EXERCISE DESCRIPTION
Go through the listing below and show each line that has the word "Copy".

===== DATA RECORDS =====

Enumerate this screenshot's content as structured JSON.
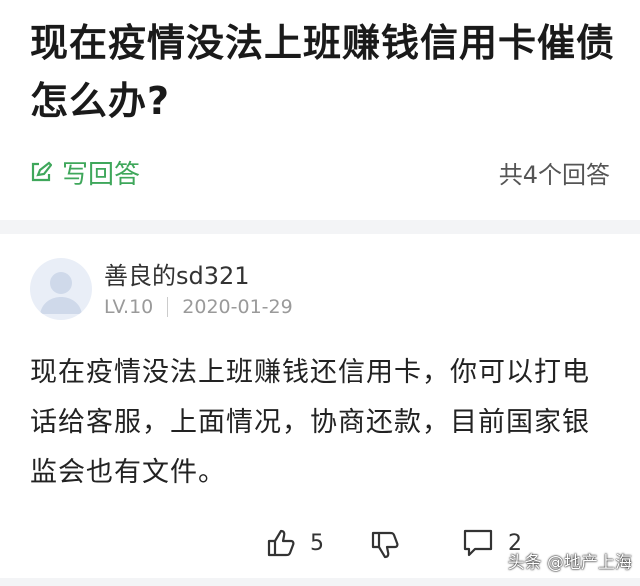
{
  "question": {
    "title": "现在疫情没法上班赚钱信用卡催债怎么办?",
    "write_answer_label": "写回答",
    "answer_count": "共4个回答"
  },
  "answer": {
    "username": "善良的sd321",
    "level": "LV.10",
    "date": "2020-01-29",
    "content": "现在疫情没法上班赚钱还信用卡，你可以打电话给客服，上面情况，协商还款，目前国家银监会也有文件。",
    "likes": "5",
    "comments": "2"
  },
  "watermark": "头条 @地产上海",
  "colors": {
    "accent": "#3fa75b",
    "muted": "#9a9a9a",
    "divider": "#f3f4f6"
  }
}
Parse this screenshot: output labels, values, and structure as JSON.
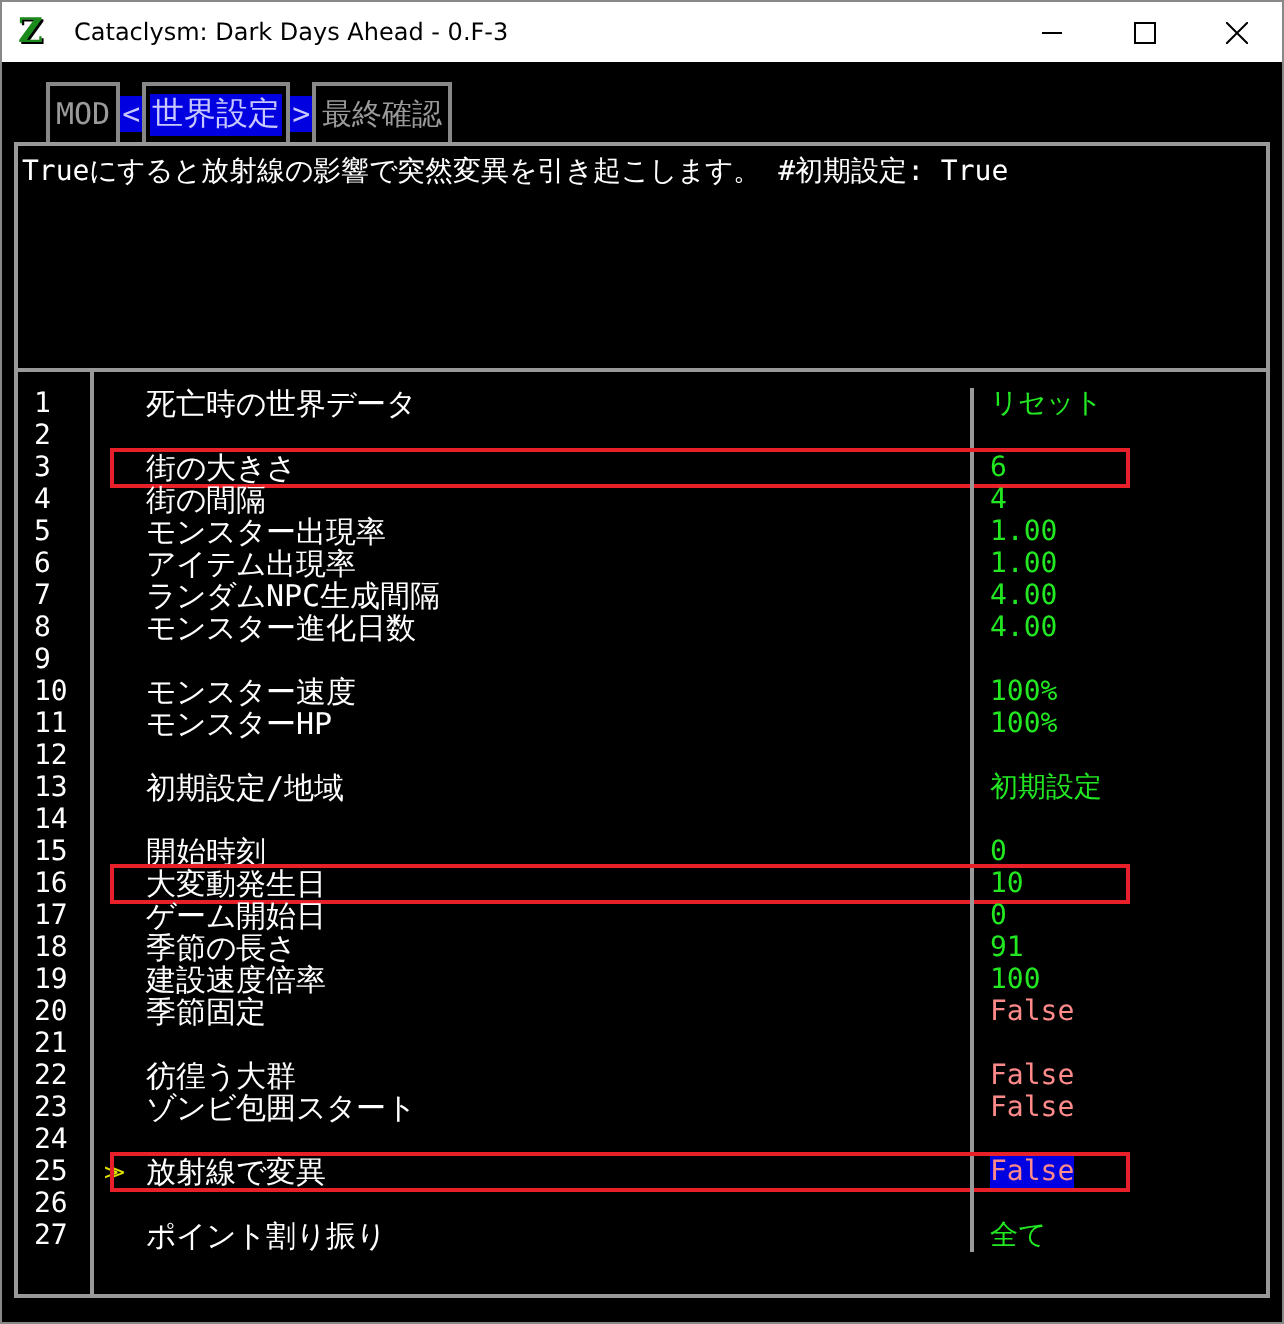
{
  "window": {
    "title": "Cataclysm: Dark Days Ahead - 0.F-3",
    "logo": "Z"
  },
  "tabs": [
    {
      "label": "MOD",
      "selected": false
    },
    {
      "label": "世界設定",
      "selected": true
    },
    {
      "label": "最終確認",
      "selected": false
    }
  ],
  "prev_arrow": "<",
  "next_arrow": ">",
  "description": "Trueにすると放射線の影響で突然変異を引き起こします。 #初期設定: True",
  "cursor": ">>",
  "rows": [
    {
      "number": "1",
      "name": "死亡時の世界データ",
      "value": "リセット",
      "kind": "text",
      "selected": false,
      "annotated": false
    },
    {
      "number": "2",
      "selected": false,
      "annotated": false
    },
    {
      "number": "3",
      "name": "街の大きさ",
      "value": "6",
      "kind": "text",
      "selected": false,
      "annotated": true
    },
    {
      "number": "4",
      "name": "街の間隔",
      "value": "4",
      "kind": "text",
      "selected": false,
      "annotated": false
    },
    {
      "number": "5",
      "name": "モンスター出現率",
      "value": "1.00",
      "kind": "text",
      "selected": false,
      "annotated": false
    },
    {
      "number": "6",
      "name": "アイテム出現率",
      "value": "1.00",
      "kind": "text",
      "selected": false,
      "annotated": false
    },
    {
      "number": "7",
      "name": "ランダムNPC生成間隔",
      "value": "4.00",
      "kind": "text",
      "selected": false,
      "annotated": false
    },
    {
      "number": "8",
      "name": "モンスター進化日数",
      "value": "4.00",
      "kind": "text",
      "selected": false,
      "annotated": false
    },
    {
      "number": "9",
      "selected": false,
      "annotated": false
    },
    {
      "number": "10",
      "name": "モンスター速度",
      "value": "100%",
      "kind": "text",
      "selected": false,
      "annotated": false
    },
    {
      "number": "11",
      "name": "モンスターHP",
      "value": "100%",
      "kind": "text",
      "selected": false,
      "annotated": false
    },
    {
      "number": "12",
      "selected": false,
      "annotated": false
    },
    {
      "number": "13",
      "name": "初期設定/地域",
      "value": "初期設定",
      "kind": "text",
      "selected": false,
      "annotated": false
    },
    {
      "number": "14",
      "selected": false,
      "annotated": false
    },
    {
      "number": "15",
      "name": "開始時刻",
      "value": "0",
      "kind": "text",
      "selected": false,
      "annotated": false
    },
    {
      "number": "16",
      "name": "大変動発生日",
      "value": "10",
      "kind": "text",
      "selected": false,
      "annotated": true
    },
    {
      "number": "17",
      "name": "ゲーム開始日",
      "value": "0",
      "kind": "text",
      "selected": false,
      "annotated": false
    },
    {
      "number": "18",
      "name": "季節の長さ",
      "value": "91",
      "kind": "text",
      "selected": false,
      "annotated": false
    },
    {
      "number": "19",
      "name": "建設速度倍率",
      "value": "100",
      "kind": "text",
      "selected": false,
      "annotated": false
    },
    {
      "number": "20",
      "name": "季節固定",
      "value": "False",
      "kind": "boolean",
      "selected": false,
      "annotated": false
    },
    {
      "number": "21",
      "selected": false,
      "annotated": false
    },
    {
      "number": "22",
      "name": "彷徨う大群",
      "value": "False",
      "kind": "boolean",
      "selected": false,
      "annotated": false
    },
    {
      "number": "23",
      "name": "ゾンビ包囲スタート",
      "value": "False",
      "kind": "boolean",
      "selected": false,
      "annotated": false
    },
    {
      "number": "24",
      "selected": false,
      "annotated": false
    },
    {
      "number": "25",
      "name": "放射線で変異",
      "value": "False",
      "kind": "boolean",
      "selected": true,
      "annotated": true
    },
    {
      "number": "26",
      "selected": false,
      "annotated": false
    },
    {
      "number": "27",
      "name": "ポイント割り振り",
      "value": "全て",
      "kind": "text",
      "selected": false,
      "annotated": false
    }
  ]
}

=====
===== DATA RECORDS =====

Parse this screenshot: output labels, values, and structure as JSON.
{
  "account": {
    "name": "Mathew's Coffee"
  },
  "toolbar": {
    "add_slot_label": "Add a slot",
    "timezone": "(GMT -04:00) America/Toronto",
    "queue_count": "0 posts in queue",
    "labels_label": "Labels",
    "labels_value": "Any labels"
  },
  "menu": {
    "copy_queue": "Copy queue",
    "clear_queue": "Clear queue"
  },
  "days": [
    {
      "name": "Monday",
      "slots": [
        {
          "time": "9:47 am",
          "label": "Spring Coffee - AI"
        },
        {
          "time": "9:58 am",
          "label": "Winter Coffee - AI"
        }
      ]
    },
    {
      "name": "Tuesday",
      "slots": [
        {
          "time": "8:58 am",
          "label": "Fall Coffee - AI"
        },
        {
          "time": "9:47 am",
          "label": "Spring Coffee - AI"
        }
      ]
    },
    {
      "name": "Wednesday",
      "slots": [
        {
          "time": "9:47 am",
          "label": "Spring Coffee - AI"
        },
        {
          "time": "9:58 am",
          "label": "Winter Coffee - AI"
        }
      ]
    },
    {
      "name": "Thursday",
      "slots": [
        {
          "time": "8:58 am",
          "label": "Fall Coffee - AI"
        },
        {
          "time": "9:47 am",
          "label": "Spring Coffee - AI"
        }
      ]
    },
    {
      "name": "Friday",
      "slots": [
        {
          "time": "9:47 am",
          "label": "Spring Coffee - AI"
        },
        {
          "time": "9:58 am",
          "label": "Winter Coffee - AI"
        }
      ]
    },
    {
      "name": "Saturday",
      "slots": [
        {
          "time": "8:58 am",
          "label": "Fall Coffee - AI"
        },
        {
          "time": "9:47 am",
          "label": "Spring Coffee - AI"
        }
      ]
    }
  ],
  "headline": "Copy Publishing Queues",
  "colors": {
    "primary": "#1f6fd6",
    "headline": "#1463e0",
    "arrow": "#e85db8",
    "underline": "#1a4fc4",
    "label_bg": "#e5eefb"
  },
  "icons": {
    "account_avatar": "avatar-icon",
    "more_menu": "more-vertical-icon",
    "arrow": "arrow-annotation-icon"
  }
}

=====

SOLUTION TO THIS TASK
    "copy_queue": "Copy queue",
  "headline": "Copy Publishing Queues",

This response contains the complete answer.